(Excerpts from an interface dataset)
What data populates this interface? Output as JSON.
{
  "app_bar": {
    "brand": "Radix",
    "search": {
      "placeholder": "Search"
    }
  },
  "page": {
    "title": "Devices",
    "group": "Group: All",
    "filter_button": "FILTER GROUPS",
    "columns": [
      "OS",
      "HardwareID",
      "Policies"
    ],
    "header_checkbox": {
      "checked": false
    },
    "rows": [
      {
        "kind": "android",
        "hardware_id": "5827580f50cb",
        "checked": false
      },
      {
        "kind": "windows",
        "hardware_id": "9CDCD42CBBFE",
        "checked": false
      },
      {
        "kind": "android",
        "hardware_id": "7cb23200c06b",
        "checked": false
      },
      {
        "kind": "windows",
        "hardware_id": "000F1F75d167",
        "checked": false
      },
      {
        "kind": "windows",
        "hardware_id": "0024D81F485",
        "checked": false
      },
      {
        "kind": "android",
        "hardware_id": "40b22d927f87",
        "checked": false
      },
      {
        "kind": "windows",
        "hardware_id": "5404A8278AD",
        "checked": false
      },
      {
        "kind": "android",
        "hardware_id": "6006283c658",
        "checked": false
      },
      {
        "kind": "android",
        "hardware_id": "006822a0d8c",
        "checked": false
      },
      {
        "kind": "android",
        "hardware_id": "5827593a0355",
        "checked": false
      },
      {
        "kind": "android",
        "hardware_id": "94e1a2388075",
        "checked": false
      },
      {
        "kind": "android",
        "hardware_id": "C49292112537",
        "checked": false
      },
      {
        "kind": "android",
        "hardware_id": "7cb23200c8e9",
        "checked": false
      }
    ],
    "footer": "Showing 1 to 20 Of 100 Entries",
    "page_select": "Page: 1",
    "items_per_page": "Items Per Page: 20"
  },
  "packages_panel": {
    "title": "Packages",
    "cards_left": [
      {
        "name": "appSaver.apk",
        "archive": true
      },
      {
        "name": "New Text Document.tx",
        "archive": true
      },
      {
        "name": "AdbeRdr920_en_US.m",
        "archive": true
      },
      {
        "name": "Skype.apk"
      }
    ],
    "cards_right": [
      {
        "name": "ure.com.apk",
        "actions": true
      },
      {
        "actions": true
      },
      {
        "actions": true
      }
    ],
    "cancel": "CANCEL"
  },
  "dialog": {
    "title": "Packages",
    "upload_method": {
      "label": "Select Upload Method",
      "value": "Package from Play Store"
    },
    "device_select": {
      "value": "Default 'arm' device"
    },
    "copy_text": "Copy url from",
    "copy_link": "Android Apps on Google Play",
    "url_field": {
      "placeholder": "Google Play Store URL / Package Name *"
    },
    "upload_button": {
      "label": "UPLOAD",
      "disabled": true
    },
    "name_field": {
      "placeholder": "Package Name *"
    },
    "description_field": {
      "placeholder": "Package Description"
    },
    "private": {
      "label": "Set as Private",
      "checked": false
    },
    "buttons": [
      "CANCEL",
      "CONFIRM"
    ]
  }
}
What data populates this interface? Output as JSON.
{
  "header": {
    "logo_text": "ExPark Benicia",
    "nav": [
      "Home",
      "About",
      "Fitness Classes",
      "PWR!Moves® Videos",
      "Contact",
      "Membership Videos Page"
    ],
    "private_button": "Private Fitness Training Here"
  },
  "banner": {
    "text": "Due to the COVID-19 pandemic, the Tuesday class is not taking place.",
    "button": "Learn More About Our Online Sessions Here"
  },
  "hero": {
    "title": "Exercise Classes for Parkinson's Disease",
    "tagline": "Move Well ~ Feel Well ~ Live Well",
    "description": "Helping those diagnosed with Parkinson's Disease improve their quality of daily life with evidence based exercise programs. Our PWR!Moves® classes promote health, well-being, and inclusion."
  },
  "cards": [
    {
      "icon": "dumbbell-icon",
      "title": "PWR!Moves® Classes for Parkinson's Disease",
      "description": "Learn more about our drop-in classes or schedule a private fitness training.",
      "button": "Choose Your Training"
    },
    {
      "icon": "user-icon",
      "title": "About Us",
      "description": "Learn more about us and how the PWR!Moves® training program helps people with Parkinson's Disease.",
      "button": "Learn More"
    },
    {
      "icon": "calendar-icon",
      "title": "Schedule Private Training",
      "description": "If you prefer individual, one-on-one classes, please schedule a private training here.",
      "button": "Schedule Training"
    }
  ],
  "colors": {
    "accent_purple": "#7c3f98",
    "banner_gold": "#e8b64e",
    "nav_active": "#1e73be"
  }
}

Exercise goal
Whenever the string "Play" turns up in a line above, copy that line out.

Worked solution
      "value": "Package from Play Store"
    "copy_link": "Android Apps on Google Play",
      "placeholder": "Google Play Store URL / Package Name *"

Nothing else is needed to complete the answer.